Perhaps feeling they have exhausted their potential as a rock band, the Rock-Men shift the final third of the album from rock to techno. Yasumasa Kitagawa definitely injects plenty of energy into Mega Man 3's "Stage Select" with his dance remix. While it has a slightly generic quality, its liberating melody and retro references ensure it constantly entertains. Following the rock remix and piano solo, there is also a third variation of the Darkman theme that is more electrifying and brooding than the rest. Mega Man 2's Cutman focuses more on chiptune dance beats and this matches the original much better than the guitar-heavy arrangements of Tohru Iwao or Masahiro Aoki. However, the track once again lacks the elaborate quality of those in Chiptune Rockman and instead lazily fades out after two minutes. At least the well-layered and rhythmically compelling remix of Flashman provides some compensation.
There are a few other additions that add to the diversity of this increasingly erratic album. The acoustic arrangement of Mega Man 3's ending theme brings a more soothing quality to the album and is bound to inspire plenty of nostalgia. This style is also explored by Reo Uratani with a bonus track dedicated to Mega Man Legends. Whereas most bonus tracks have an upbeat quality, the guitar leads on this track are actually very mournful and reflective here. Could this be an elegy dedicated to Mega Man's possible demise? Or perhaps a lament that his score for Mega Man Legends 3 will never be heard? While such tracks are bittersweet highlights on the album, it's a pity that few of the rock remixes attained the same emotional highpoints.

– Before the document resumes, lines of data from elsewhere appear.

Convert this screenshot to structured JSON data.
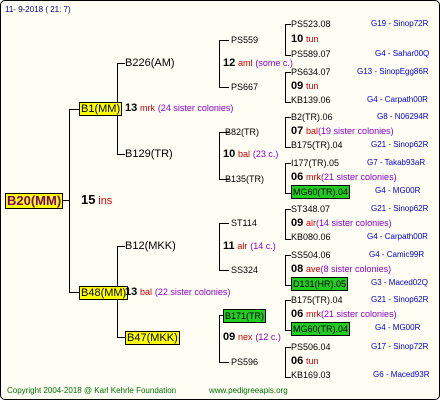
{
  "header": {
    "date": "11-   9-2018  (  21:   7)"
  },
  "footer": {
    "copyright": "Copyright 2004-2018 @ Karl Kehrle Foundation",
    "url": "www.pedigreeapis.org"
  },
  "root": {
    "id": "B20(MM)",
    "gen": "15",
    "suffix": "ins"
  },
  "mid": {
    "top": {
      "id": "B1(MM)"
    },
    "bottom": {
      "id": "B48(MM)"
    }
  },
  "gen13": {
    "a": {
      "gen": "13",
      "type": "mrk",
      "sis": "(24 sister colonies)"
    },
    "b": {
      "gen": "13",
      "type": "bal",
      "sis": "(22 sister colonies)"
    }
  },
  "fourth": {
    "b226": {
      "id": "B226(AM)"
    },
    "b129": {
      "id": "B129(TR)"
    },
    "b12": {
      "id": "B12(MKK)"
    },
    "b47": {
      "id": "B47(MKK)"
    }
  },
  "mid5": {
    "m12": {
      "gen": "12",
      "type": "aml",
      "sis": "(some c.)"
    },
    "m10": {
      "gen": "10",
      "type": "bal",
      "sis": "(23 c.)"
    },
    "m11": {
      "gen": "11",
      "type": "alr",
      "sis": "(14 c.)"
    },
    "m09": {
      "gen": "09",
      "type": "nex",
      "sis": "(12 c.)"
    }
  },
  "fifth": {
    "ps559": "PS559",
    "ps667": "PS667",
    "b82": "B82(TR)",
    "b135": "B135(TR)",
    "st114": "ST114",
    "ss324": "SS324",
    "b171": "B171(TR)",
    "ps596": "PS596"
  },
  "cols6": {
    "r1": {
      "name": "PS523.08",
      "tag": "G19 - Sinop72R"
    },
    "r2": {
      "gen": "10",
      "type": "tun"
    },
    "r3": {
      "name": "PS589.07",
      "tag": "G4 - Sahar00Q"
    },
    "r4": {
      "name": "PS634.07",
      "tag": "G13 - SinopEgg86R"
    },
    "r5": {
      "gen": "09",
      "type": "tun"
    },
    "r6": {
      "name": "KB139.06",
      "tag": "G4 - Carpath00R"
    },
    "r7": {
      "name": "B2(TR).06",
      "tag": "G8 - N06294R"
    },
    "r8": {
      "gen": "07",
      "type": "bal",
      "sis": "(19 sister colonies)"
    },
    "r9": {
      "name": "B175(TR).04",
      "tag": "G21 - Sinop62R"
    },
    "r10": {
      "name": "I177(TR).05",
      "tag": "G7 - Takab93aR"
    },
    "r11": {
      "gen": "06",
      "type": "mrk",
      "sis": "(21 sister colonies)"
    },
    "r12": {
      "name": "MG60(TR).04",
      "tag": "G4 - MG00R"
    },
    "r13": {
      "name": "ST348.07",
      "tag": "G21 - Sinop62R"
    },
    "r14": {
      "gen": "09",
      "type": "alr",
      "sis": "(14 sister colonies)"
    },
    "r15": {
      "name": "KB080.06",
      "tag": "G4 - Carpath00R"
    },
    "r16": {
      "name": "SS504.06",
      "tag": "G4 - Camic99R"
    },
    "r17": {
      "gen": "08",
      "type": "ave",
      "sis": "(8 sister colonies)"
    },
    "r18": {
      "name": "D131(HR).05",
      "tag": "G3 - Maced02Q"
    },
    "r19": {
      "name": "B175(TR).04",
      "tag": "G21 - Sinop62R"
    },
    "r20": {
      "gen": "06",
      "type": "mrk",
      "sis": "(21 sister colonies)"
    },
    "r21": {
      "name": "MG60(TR).04",
      "tag": "G4 - MG00R"
    },
    "r22": {
      "name": "PS506.04",
      "tag": "G17 - Sinop72R"
    },
    "r23": {
      "gen": "06",
      "type": "tun"
    },
    "r24": {
      "name": "KB169.03",
      "tag": "G6 - Maced93R"
    }
  }
}
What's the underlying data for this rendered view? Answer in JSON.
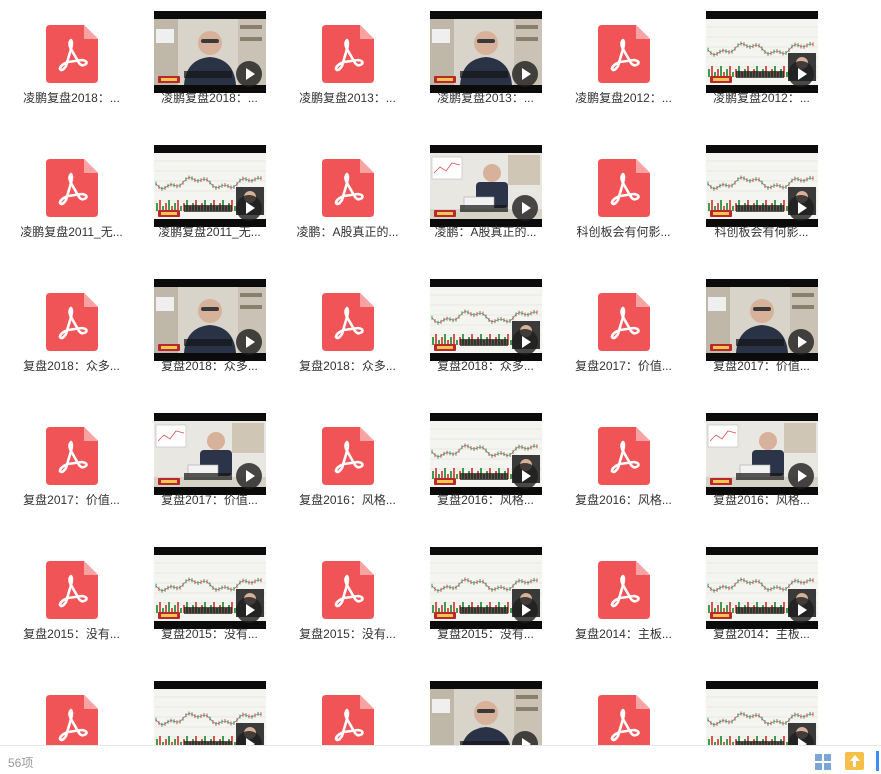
{
  "statusbar": {
    "item_count": "56项"
  },
  "icons": {
    "pdf": "pdf-file-icon",
    "video": "video-thumbnail",
    "play": "play-icon",
    "grid_view": "grid-view-icon",
    "upload": "upload-icon"
  },
  "colors": {
    "pdf_red": "#f05456",
    "accent_blue": "#3b8ef0",
    "upload_yellow": "#f5c04a"
  },
  "files": [
    {
      "type": "pdf",
      "label": "凌鹏复盘2018：..."
    },
    {
      "type": "video",
      "scene": "person",
      "label": "凌鹏复盘2018：..."
    },
    {
      "type": "pdf",
      "label": "凌鹏复盘2013：..."
    },
    {
      "type": "video",
      "scene": "person",
      "label": "凌鹏复盘2013：..."
    },
    {
      "type": "pdf",
      "label": "凌鹏复盘2012：..."
    },
    {
      "type": "video",
      "scene": "chart",
      "label": "凌鹏复盘2012：..."
    },
    {
      "type": "pdf",
      "label": "凌鹏复盘2011_无..."
    },
    {
      "type": "video",
      "scene": "chart",
      "label": "凌鹏复盘2011_无..."
    },
    {
      "type": "pdf",
      "label": "凌鹏：A股真正的..."
    },
    {
      "type": "video",
      "scene": "desk",
      "label": "凌鹏：A股真正的..."
    },
    {
      "type": "pdf",
      "label": "科创板会有何影..."
    },
    {
      "type": "video",
      "scene": "chart",
      "label": "科创板会有何影..."
    },
    {
      "type": "pdf",
      "label": "复盘2018：众多..."
    },
    {
      "type": "video",
      "scene": "person",
      "label": "复盘2018：众多..."
    },
    {
      "type": "pdf",
      "label": "复盘2018：众多..."
    },
    {
      "type": "video",
      "scene": "chart",
      "label": "复盘2018：众多..."
    },
    {
      "type": "pdf",
      "label": "复盘2017：价值..."
    },
    {
      "type": "video",
      "scene": "person",
      "label": "复盘2017：价值..."
    },
    {
      "type": "pdf",
      "label": "复盘2017：价值..."
    },
    {
      "type": "video",
      "scene": "desk",
      "label": "复盘2017：价值..."
    },
    {
      "type": "pdf",
      "label": "复盘2016：风格..."
    },
    {
      "type": "video",
      "scene": "chart",
      "label": "复盘2016：风格..."
    },
    {
      "type": "pdf",
      "label": "复盘2016：风格..."
    },
    {
      "type": "video",
      "scene": "desk",
      "label": "复盘2016：风格..."
    },
    {
      "type": "pdf",
      "label": "复盘2015：没有..."
    },
    {
      "type": "video",
      "scene": "chart",
      "label": "复盘2015：没有..."
    },
    {
      "type": "pdf",
      "label": "复盘2015：没有..."
    },
    {
      "type": "video",
      "scene": "chart",
      "label": "复盘2015：没有..."
    },
    {
      "type": "pdf",
      "label": "复盘2014：主板..."
    },
    {
      "type": "video",
      "scene": "chart",
      "label": "复盘2014：主板..."
    },
    {
      "type": "pdf",
      "label": ""
    },
    {
      "type": "video",
      "scene": "chart",
      "label": ""
    },
    {
      "type": "pdf",
      "label": ""
    },
    {
      "type": "video",
      "scene": "person",
      "label": ""
    },
    {
      "type": "pdf",
      "label": ""
    },
    {
      "type": "video",
      "scene": "chart",
      "label": ""
    }
  ]
}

Featuring numerous fan favourites and a range of styles, We Are Rock-Men has quite a bit to offer. However, it's a pity that most remixes labour the same ideas both in and of themselves and the album doesn't come together cohesively. It's a great pity that the Rock-Men don't seem to be able to create arrangements that are as expansive, emotional, or polished as favourites such as the J.D.K. Band and The Black Mages, and they across somewhat amateurish as a result. It was a superb idea for Capcom to create a rock band dedicated to the Mega Man franchise, but the Rock-Men currently don't seem to know quite how to rock. Let's nevertheless hope this album represents the start for this still promising band and not the end for this franchise.
Overall Score: 6/10